The U.S. has finally reached the 85,000 H-1B visa cap late December thanks to a fourth quarter spike in demand.
And, according to data recently released by the AFL-CIO labor union, most of the visa-holders are less than 35-years-old and most likely come from India. About half os these work in computer-related occupations. The AFL-CIO compiled its numbers from a number of U.S. Citizenship and Immigration Service (USCIS) reports showing the breakdown of the H-1B visa users.
Since the H-1B cap has been reached for the fiscal year, the USCIS now won't accept new visa applications until April 1 for fiscal 2011, which begins on Oct. 1.

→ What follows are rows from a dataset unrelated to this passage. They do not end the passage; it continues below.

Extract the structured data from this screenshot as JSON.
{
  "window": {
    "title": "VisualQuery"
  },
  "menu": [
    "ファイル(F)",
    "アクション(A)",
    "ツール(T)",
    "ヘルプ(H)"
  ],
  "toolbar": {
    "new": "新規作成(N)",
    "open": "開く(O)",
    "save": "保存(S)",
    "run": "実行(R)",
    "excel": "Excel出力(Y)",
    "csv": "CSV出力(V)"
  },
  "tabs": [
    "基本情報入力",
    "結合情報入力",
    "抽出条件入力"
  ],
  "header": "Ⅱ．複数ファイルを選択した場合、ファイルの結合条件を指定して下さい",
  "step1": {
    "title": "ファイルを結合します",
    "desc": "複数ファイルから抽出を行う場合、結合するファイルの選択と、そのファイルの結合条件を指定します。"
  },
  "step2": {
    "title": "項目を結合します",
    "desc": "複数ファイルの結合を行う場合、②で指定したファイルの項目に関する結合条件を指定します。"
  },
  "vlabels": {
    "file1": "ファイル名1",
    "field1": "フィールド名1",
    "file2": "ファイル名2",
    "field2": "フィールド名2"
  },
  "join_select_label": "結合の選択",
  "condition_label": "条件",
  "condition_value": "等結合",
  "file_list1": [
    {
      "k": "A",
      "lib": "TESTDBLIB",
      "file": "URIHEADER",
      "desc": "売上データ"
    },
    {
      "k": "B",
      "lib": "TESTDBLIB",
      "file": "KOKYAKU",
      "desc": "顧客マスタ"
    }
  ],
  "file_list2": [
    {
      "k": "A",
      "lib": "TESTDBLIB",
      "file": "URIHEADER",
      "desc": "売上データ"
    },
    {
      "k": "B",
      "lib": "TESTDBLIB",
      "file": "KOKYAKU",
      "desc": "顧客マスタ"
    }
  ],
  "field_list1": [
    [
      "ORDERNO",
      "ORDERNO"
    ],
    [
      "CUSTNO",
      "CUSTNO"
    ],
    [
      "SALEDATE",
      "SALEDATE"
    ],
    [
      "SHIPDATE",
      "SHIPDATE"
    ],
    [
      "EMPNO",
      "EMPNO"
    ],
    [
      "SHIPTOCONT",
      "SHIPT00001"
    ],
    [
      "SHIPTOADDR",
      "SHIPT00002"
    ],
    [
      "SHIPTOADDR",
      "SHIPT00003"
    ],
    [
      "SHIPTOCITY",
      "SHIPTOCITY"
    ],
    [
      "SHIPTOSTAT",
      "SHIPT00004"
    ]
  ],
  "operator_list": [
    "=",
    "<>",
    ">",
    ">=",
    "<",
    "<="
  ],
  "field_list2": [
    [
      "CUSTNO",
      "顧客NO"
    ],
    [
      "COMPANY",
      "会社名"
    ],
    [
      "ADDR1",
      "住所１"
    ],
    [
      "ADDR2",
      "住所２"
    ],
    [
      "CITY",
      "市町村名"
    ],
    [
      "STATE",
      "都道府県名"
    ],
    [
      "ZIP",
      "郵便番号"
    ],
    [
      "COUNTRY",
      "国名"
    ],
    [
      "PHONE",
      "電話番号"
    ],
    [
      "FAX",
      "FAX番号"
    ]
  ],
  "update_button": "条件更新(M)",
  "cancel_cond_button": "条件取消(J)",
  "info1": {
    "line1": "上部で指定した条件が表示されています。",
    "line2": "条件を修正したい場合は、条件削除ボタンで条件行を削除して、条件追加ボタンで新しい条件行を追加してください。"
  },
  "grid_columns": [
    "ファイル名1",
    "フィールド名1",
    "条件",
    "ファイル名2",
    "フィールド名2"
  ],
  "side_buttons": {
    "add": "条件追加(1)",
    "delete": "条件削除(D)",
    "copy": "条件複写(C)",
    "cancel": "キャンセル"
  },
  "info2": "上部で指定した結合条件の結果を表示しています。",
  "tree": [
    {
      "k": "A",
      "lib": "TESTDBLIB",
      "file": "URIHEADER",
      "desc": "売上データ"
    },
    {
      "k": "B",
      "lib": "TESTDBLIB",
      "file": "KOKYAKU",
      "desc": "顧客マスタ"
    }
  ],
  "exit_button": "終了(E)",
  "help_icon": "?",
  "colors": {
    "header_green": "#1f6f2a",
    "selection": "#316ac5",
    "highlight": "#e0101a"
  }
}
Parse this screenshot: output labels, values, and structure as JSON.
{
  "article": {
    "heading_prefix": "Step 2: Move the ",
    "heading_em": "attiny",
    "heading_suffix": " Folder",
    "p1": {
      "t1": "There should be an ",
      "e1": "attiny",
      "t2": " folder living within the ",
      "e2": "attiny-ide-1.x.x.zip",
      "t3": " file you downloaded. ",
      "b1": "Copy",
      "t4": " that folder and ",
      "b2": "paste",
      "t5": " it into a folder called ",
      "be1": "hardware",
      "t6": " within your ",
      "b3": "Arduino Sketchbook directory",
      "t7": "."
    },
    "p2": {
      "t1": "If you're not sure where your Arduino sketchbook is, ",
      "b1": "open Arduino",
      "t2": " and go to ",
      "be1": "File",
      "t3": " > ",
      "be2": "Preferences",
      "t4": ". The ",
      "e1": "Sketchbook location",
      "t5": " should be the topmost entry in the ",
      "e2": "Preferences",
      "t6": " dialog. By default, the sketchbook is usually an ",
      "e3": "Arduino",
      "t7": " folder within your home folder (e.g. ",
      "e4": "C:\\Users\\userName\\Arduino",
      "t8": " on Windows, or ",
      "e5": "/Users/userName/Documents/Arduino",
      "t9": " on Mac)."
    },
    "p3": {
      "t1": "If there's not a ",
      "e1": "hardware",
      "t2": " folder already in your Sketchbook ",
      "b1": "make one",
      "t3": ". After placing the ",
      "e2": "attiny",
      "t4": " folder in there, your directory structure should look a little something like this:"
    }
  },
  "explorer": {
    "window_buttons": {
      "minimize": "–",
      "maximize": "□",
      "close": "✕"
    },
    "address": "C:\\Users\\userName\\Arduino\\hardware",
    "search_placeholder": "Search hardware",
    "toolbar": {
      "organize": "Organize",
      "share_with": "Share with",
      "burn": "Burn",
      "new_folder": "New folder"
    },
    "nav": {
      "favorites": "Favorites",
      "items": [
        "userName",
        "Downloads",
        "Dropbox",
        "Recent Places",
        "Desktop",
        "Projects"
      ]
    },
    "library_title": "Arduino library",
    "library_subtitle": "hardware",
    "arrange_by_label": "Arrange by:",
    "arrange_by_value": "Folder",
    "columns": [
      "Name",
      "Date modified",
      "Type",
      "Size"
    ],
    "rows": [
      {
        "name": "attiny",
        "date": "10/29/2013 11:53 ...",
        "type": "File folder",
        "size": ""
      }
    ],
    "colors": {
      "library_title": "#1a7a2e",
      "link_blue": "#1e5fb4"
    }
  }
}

The government data studied by the AFL-CIO covers a number of years through the 2008 fiscal year and shows a largely consistent pattern of visa usage. For example, 54% of 2008 visa recipients were from India, close to the percentage from the past several years, according to the USCIS reports. Two thirds of H-1B petitions approved in 2008 were for workers between the ages of 25 and 34, compared to 48% in 2007 and 66% in 2006.
The relative young age of the H-1B petitioners is likely to reinforce the concerns of visa critics who contend that the pool of young of workers is helping to foster age discrimination in the IT workplace. Estimates by various industry groups puts the number of IT workers in the U.S. between 4 to 6 million people. The total depends on what occupational groups are counted.
Indian nationals are the dominant recipients of the H-1B visa. Of the total number of H-1B visas issued for initial employment in 2008, for instance, 61,739 were to workers from India, followed by 9,157, or 8.8%, from China. Canadians accounted for 3,968 visas or 3.9% of the total, and the Philippines, 3,957, or 3.5%.